"Family law attorneys and judges alike would benefit from thoughtful education aimed at deepening their understanding of personality disorders and learning effective ways to communicate and work with such individuals."
While most divorce cases are settled out-of-court in less than two years, high-conflict cases typically last two to five years and can involve scores of filings, endless delays, tens and hundreds of thousands of dollars in legal fees, and a high rate of attorney turnover. Worst of all, children become collateral damage and often wind up developing a wide range of mental-health issues (see ACEs).
This empirical study focuses on family law cases that involve a litigant with a personality disorder and that drag on for years despite reasonable options for resolution.
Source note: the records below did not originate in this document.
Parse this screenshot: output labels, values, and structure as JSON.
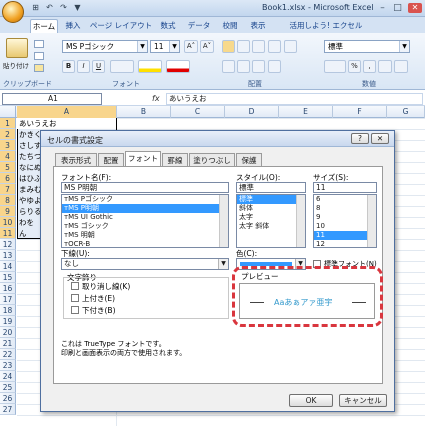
{
  "window": {
    "title": "Book1.xlsx - Microsoft Excel",
    "qat": [
      "⊞",
      "↶",
      "↷",
      "▼"
    ],
    "controls": [
      "–",
      "□",
      "✕"
    ]
  },
  "ribbon": {
    "tabs": [
      "ホーム",
      "挿入",
      "ページ レイアウト",
      "数式",
      "データ",
      "校閲",
      "表示",
      "活用しよう! エクセル"
    ],
    "paste_label": "貼り付け",
    "font_name": "MS Pゴシック",
    "font_size": "11",
    "number_format": "標準",
    "buttons": {
      "bold": "B",
      "italic": "I",
      "underline": "U",
      "percent": "%",
      "comma": ",",
      "increase": "A˄",
      "decrease": "A˅"
    },
    "groups": {
      "clipboard": "クリップボード",
      "font": "フォント",
      "alignment": "配置",
      "number": "数値"
    }
  },
  "formula_bar": {
    "cell_ref": "A1",
    "fx": "fx",
    "value": "あいうえお"
  },
  "sheet": {
    "columns": [
      "A",
      "B",
      "C",
      "D",
      "E",
      "F",
      "G"
    ],
    "rows": [
      "1",
      "2",
      "3",
      "4",
      "5",
      "6",
      "7",
      "8",
      "9",
      "10",
      "11",
      "12",
      "13",
      "14",
      "15",
      "16",
      "17",
      "18",
      "19",
      "20",
      "21",
      "22",
      "23",
      "24",
      "25",
      "26",
      "27"
    ],
    "cells": [
      "あいうえお",
      "かきく",
      "さしす",
      "たちつ",
      "なにぬ",
      "はひふ",
      "まみむ",
      "やゆよ",
      "らりる",
      "わを",
      "ん"
    ]
  },
  "dialog": {
    "title": "セルの書式設定",
    "help": "?",
    "close": "✕",
    "tabs": [
      "表示形式",
      "配置",
      "フォント",
      "罫線",
      "塗りつぶし",
      "保護"
    ],
    "font_label": "フォント名(F):",
    "font_value": "MS P明朝",
    "font_list": [
      "ᴛMS Pゴシック",
      "ᴛMS P明朝",
      "ᴛMS UI Gothic",
      "ᴛMS ゴシック",
      "ᴛMS 明朝",
      "ᴛOCR-B"
    ],
    "style_label": "スタイル(O):",
    "style_value": "標準",
    "style_list": [
      "標準",
      "斜体",
      "太字",
      "太字 斜体"
    ],
    "size_label": "サイズ(S):",
    "size_value": "11",
    "size_list": [
      "6",
      "8",
      "9",
      "10",
      "11",
      "12"
    ],
    "underline_label": "下線(U):",
    "underline_value": "なし",
    "color_label": "色(C):",
    "normal_font_label": "標準フォント(N)",
    "effects_label": "文字飾り",
    "effects": [
      "取り消し線(K)",
      "上付き(E)",
      "下付き(B)"
    ],
    "preview_label": "プレビュー",
    "preview_text": "Aaあぁアァ亜宇",
    "note_line1": "これは TrueType フォントです。",
    "note_line2": "印刷と画面表示の両方で使用されます。",
    "ok": "OK",
    "cancel": "キャンセル"
  },
  "colors": {
    "highlight_circle": "#d9363e",
    "preview_text": "#3399cc",
    "selection": "#3399ff"
  }
}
Informed by the relatively sparse literature on high-conflict personalities in the family law system, Professor Oberman and her co-authors interviewed experienced family law practitioners, family law judges, and a seasoned custody evaluator with the goal of increasing knowledge about the harms associated with high-conflict personalities in the family law system, the forces that perpetuate these protracted disputes, and possible means to ameliorate the problem. Professor Oberman and her colleagues report on the major themes that emerged from their interviews with family law experts and propose a series of reforms suggested by these findings.
“The optimal means for resolving these cases lies in recognizing that the high-conflict party is drawn to the conflict, rather than to settlement, and devising effective means of disengaging and de-escalating the dispute.” To that end, “family law attorneys and judges alike would benefit from thoughtful education aimed at deepening their understanding of personality disorders and learning effective ways to communicate and work with such individuals.”